Every line of the data needs to be returned exactly.

Input records:
__________

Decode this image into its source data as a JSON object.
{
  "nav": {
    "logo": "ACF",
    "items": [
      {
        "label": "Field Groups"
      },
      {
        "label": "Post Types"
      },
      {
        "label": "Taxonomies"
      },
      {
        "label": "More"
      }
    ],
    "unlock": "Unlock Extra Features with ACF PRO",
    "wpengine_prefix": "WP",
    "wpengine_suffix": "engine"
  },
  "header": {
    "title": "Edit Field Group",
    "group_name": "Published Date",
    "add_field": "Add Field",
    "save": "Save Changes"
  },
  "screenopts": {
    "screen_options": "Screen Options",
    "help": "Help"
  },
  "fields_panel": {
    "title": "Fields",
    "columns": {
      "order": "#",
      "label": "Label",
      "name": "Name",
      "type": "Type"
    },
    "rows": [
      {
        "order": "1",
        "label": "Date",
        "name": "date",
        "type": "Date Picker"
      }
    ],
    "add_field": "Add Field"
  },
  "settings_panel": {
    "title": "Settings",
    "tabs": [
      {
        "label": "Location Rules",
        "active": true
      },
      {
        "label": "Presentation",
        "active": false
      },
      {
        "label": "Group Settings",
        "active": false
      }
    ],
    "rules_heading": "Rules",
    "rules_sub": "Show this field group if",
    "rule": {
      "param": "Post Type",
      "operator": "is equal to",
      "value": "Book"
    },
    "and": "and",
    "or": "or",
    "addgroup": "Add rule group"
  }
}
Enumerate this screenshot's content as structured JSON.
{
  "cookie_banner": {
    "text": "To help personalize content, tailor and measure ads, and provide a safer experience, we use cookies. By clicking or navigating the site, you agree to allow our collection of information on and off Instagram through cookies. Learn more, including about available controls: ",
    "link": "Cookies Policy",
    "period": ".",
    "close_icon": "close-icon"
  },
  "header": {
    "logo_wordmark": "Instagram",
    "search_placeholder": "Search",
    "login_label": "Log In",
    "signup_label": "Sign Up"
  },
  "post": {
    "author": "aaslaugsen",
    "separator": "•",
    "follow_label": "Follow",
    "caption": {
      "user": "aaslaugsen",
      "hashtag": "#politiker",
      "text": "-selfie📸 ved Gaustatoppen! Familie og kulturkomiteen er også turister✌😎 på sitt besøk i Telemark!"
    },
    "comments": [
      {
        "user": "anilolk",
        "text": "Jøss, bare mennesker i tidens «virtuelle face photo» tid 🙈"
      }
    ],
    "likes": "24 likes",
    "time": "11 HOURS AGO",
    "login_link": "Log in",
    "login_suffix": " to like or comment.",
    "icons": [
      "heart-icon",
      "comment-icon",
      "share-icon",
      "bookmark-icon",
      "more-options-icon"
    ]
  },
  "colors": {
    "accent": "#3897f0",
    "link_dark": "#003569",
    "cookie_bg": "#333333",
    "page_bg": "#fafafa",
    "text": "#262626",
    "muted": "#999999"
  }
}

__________

Task answer:
Decode this image into its source data as a JSON object.
{
  "nav": {
    "logo": "ACF",
    "items": [
      {
        "label": "Field Groups"
      },
      {
        "label": "Post Types"
      },
      {
        "label": "Taxonomies"
      },
      {
        "label": "More"
      }
    ],
    "unlock": "Unlock Extra Features with ACF PRO",
    "wpengine_prefix": "WP",
    "wpengine_suffix": "engine"
  },
  "header": {
    "title": "Edit Field Group",
    "group_name": "Published Date",
    "add_field": "Add Field",
    "save": "Save Changes"
  },
  "screenopts": {
    "screen_options": "Screen Options",
    "help": "Help"
  },
  "fields_panel": {
    "title": "Fields",
    "columns": {
      "order": "#",
      "label": "Label",
      "name": "Name",
      "type": "Type"
    },
    "rows": [
      {
        "order": "1",
        "label": "Date",
        "name": "date",
        "type": "Date Picker"
      }
    ],
    "add_field": "Add Field"
  },
  "settings_panel": {
    "title": "Settings",
    "tabs": [
      {
        "label": "Location Rules",
        "active": true
      },
      {
        "label": "Presentation",
        "active": false
      },
      {
        "label": "Group Settings",
        "active": false
      }
    ],
    "rules_heading": "Rules",
    "rules_sub": "Show this field group if",
    "rule": {
      "param": "Post Type",
      "operator": "is equal to",
      "value": "Book"
    },
    "and": "and",
    "or": "or",
    "addgroup": "Add rule group"
  }
}
Enumerate this screenshot's content as structured JSON.
{
  "cookie_banner": {
    "text": "To help personalize content, tailor and measure ads, and provide a safer experience, we use cookies. By clicking or navigating the site, you agree to allow our collection of information on and off Instagram through cookies. Learn more, including about available controls: ",
    "link": "Cookies Policy",
    "period": ".",
    "close_icon": "close-icon"
  },
  "header": {
    "logo_wordmark": "Instagram",
    "search_placeholder": "Search",
    "login_label": "Log In",
    "signup_label": "Sign Up"
  },
  "post": {
    "author": "aaslaugsen",
    "separator": "•",
    "follow_label": "Follow",
    "caption": {
      "user": "aaslaugsen",
      "hashtag": "#politiker",
      "text": "-selfie📸 ved Gaustatoppen! Familie og kulturkomiteen er også turister✌😎 på sitt besøk i Telemark!"
    },
    "comments": [
      {
        "user": "anilolk",
        "text": "Jøss, bare mennesker i tidens «virtuelle face photo» tid 🙈"
      }
    ],
    "likes": "24 likes",
    "time": "11 HOURS AGO",
    "login_link": "Log in",
    "login_suffix": " to like or comment.",
    "icons": [
      "heart-icon",
      "comment-icon",
      "share-icon",
      "bookmark-icon",
      "more-options-icon"
    ]
  },
  "colors": {
    "accent": "#3897f0",
    "link_dark": "#003569",
    "cookie_bg": "#333333",
    "page_bg": "#fafafa",
    "text": "#262626",
    "muted": "#999999"
  }
}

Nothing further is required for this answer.